This week we ask that all women and their families, especially our American Indian Elders, take time to start a real and open discussion about women’s health. Two ways that women and their families can start this discussion is by learning how you can improve your health and by participating in the events of this week.
Steps Women Can Take for Better Health
The Centers for Disease Control and Prevention provide various steps women can take for better health:
- Get Recommended Screenings and Preventive Care – Protect your health by getting the care you need to prevent disease, disability, and injuries. Regular check-ups are important. Preventive care can keep disease away or detect problems early, when treatment is more effective. Talk to your health care provider to learn more about what screenings and exams you need and when.
- Get Moving – Physical activity is one of the most important things you can do for your health and has many benefits including lowering your risk for heart disease—the leading cause of death for women. One out of three older people falls each year and women fall more often than men. Strength and balance training can help reduce the chances for falls.
- Enjoy Healthy Foods – Nutrition is an essential part of a healthy lifestyle. A healthy eating plan includes fruits, vegetables, whole grains, fat free and low-fat milk and other dairy products, lean meats, and is low in salt, saturated and trans fats, and added sugars. Women need folic acid every day for the healthy new cells the body makes daily – like skin, hair, and nails. Two easy ways you can get enough folic acid is to take a vitamin that has folic acid in it every day or eat a bowl of breakfast cereal that has 100% of the daily value of folic acid every day. Also avoid drinking too much alcohol. Excessive alcohol use has immediate effects that increase the risk of many harmful health conditions and can lead to the development of chronic diseases.
- Prioritize Mental Health – Keep your mind and body healthy. Research shows that positive mental health is associated with improved health. Getting enough sleep is important for overall health, including mental health.
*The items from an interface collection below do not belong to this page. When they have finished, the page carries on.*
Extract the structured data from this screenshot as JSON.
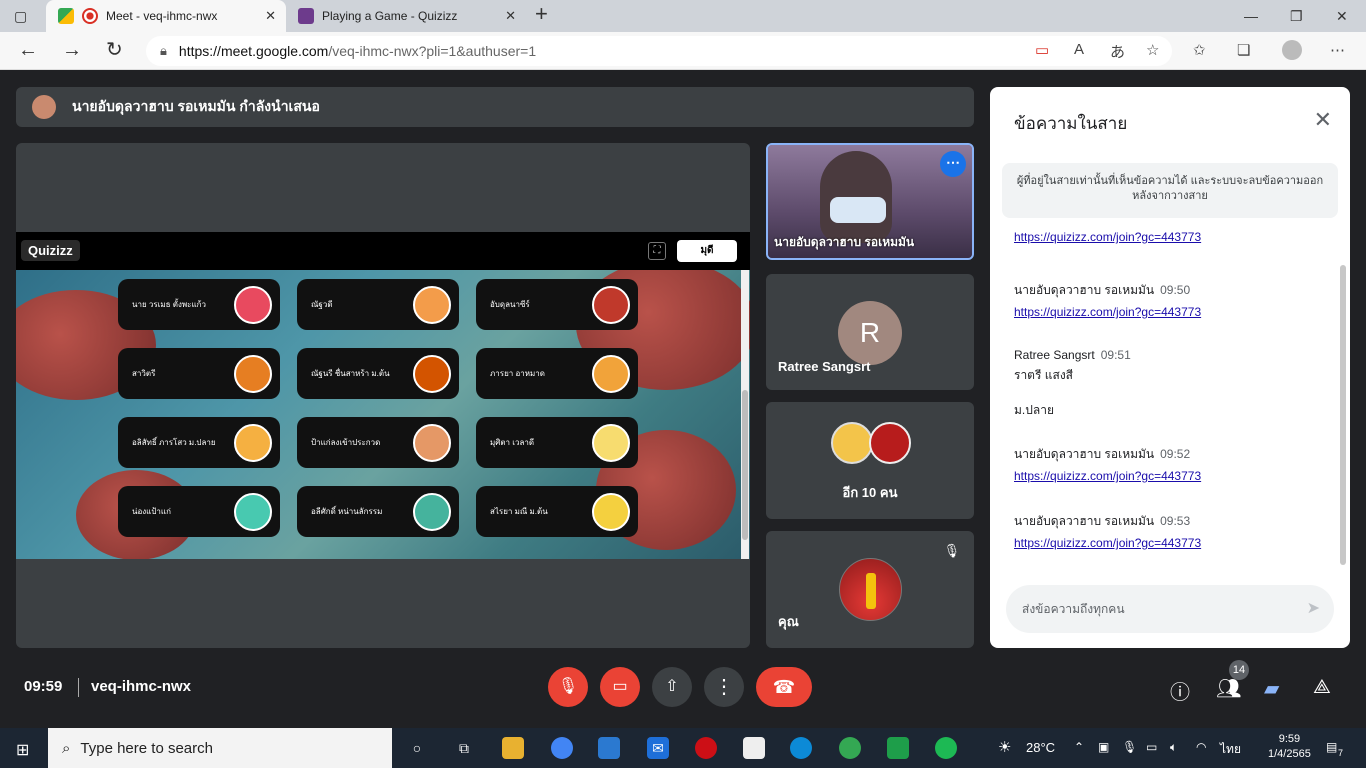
{
  "browser": {
    "tabs": [
      {
        "title": "Meet - veq-ihmc-nwx",
        "active": true
      },
      {
        "title": "Playing a Game - Quizizz",
        "active": false
      }
    ],
    "url_host": "https://meet.google.com",
    "url_path": "/veq-ihmc-nwx?pli=1&authuser=1"
  },
  "meet": {
    "presenting_banner": "นายอับดุลวาฮาบ รอเหมมัน กำลังนำเสนอ",
    "quizizz": {
      "logo": "Quizizz",
      "button": "มุดี",
      "players": [
        {
          "name": "นาย วรเมธ ตั้งพะแก้ว"
        },
        {
          "name": "ณัฐวดี"
        },
        {
          "name": "อับดุลนาซีร์"
        },
        {
          "name": "สาวิตรี"
        },
        {
          "name": "ณัฐนรี ชื่นสาหร้า ม.ต้น"
        },
        {
          "name": "ภารยา อาหมาด"
        },
        {
          "name": "อลิสัทธิ์ ภารโสว ม.ปลาย"
        },
        {
          "name": "ป้าแก่ลงเข้าประกวด"
        },
        {
          "name": "มุศิตา เวลาดี"
        },
        {
          "name": "น่องแป้าแก่"
        },
        {
          "name": "อลีศักดิ์ หน่านลักรรม"
        },
        {
          "name": "สไรยา มณี ม.ต้น"
        }
      ]
    },
    "tiles": {
      "presenter_name": "นายอับดุลวาฮาบ รอเหมมัน",
      "ratree_initial": "R",
      "ratree_name": "Ratree Sangsrt",
      "others_label": "อีก 10 คน",
      "self_label": "คุณ"
    },
    "chat": {
      "title": "ข้อความในสาย",
      "notice": "ผู้ที่อยู่ในสายเท่านั้นที่เห็นข้อความได้ และระบบจะลบข้อความออกหลังจากวางสาย",
      "messages": [
        {
          "sender": "",
          "time": "",
          "link": "https://quizizz.com/join?gc=443773",
          "text": ""
        },
        {
          "sender": "นายอับดุลวาฮาบ รอเหมมัน",
          "time": "09:50",
          "link": "https://quizizz.com/join?gc=443773",
          "text": ""
        },
        {
          "sender": "Ratree Sangsrt",
          "time": "09:51",
          "link": "",
          "text": "ราตรี แสงสี"
        },
        {
          "sender": "",
          "time": "",
          "link": "",
          "text": "ม.ปลาย"
        },
        {
          "sender": "นายอับดุลวาฮาบ รอเหมมัน",
          "time": "09:52",
          "link": "https://quizizz.com/join?gc=443773",
          "text": ""
        },
        {
          "sender": "นายอับดุลวาฮาบ รอเหมมัน",
          "time": "09:53",
          "link": "https://quizizz.com/join?gc=443773",
          "text": ""
        }
      ],
      "input_placeholder": "ส่งข้อความถึงทุกคน"
    },
    "bottom": {
      "time": "09:59",
      "meeting_code": "veq-ihmc-nwx",
      "participants_count": "14"
    }
  },
  "taskbar": {
    "search_placeholder": "Type here to search",
    "weather": "28°C",
    "lang": "ไทย",
    "clock_time": "9:59",
    "clock_date": "1/4/2565",
    "notif_count": "7"
  }
}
It impacts how you feel and perform during the day. Also, don’t forget to find healthy ways to cope with stress.
- Practice Healthy Behaviors – Daily decisions influence overall health. Small actions can help keep you safe and healthy and set a good example for others. Some simple healthy behaviors you can practice include:
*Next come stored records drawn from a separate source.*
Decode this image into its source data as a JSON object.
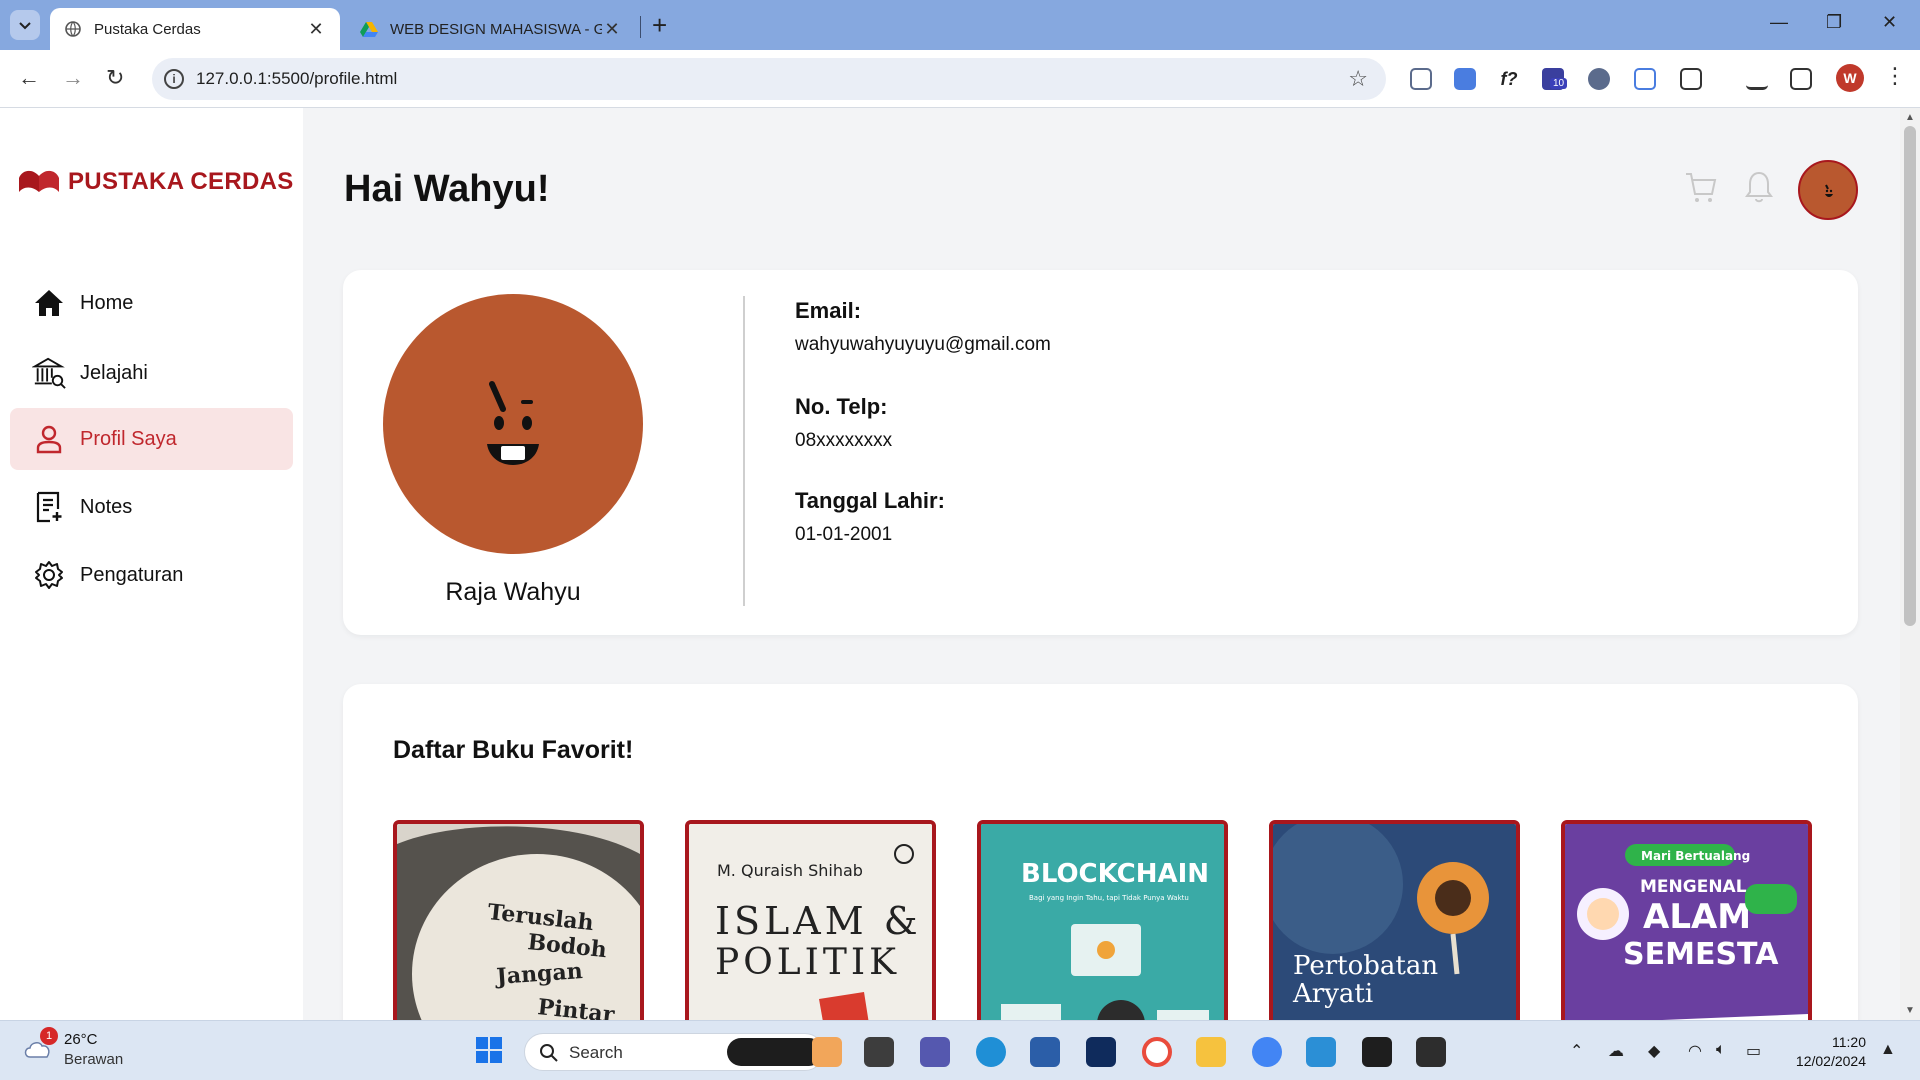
{
  "browser": {
    "tabs": [
      {
        "title": "Pustaka Cerdas",
        "active": true
      },
      {
        "title": "WEB DESIGN MAHASISWA - Go",
        "active": false
      }
    ],
    "url": "127.0.0.1:5500/profile.html",
    "profile_initial": "W",
    "extension_badge": "10"
  },
  "sidebar": {
    "logo_text": "PUSTAKA CERDAS",
    "items": [
      {
        "label": "Home",
        "icon": "home-icon",
        "active": false
      },
      {
        "label": "Jelajahi",
        "icon": "library-icon",
        "active": false
      },
      {
        "label": "Profil Saya",
        "icon": "user-icon",
        "active": true
      },
      {
        "label": "Notes",
        "icon": "notes-icon",
        "active": false
      },
      {
        "label": "Pengaturan",
        "icon": "gear-icon",
        "active": false
      }
    ]
  },
  "header": {
    "greeting": "Hai Wahyu!"
  },
  "profile": {
    "name": "Raja Wahyu",
    "email_label": "Email:",
    "email": "wahyuwahyuyuyu@gmail.com",
    "phone_label": "No. Telp:",
    "phone": "08xxxxxxxx",
    "dob_label": "Tanggal Lahir:",
    "dob": "01-01-2001"
  },
  "favorites": {
    "title": "Daftar Buku Favorit!",
    "books": [
      {
        "cover_lines": [
          "Teruslah",
          "Bodoh",
          "Jangan",
          "Pintar"
        ]
      },
      {
        "author": "M. Quraish Shihab",
        "title_lines": [
          "ISLAM &",
          "POLITIK"
        ]
      },
      {
        "title": "BLOCKCHAIN",
        "subtitle": "Bagi yang Ingin Tahu, tapi Tidak Punya Waktu"
      },
      {
        "title_lines": [
          "Pertobatan",
          "Aryati"
        ]
      },
      {
        "tag": "Mari Bertualang",
        "title_lines": [
          "MENGENAL",
          "ALAM",
          "SEMESTA"
        ]
      }
    ]
  },
  "taskbar": {
    "temperature": "26°C",
    "weather": "Berawan",
    "weather_badge": "1",
    "search_label": "Search",
    "time": "11:20",
    "date": "12/02/2024"
  },
  "colors": {
    "brand": "#a8171d",
    "active_bg": "#f9e4e4",
    "avatar": "#b9582f"
  }
}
- Wear sunscreen and take steps to keep your skin beautiful
- Use prescription drugs only as directed by a health care provider
- Be smoke free (3)
An additional resource for steps all women can take to get healthy, based on age, can be found at https://www.womenshealth.gov/nwhw/by-age
Participate in National Women’s Health Week
If you are interested in participating in National Women’s Health Week, the Office on Women’s Health has a few great ideas for you:
- Learn what steps you can take for good health, no matter your age
- Take the National Women’s Health Week quiz to see how much you know about healthy living
- Show your friends how you’re making your health a priority with our easy-to-use social media resources, and use the #NWHW hashtag
- Show your support for women’s health by joining the National Women’s Health Week Thunderclap Organize events or activities in your community (1)
- U.S. Department of Health and Human Services. (2018, May 02). About National Women’s Health Week. Retrieved May 9, 2018, from https://www.womenshealth.gov/nwhw/about
- Napoli, M. (2002, October). Holistic Health Care for Native Women: An Integrated Model. Retrieved May 9, 2018, from https://www.ncbi.nlm.nih.gov/pmc/articles/PMC1447281/
- Centers for Disease Control and Prevention. (2017, May 12). National Women’s Health Week. Retrieved May 9, 2018, from https://www.cdc.gov/features/nwhw/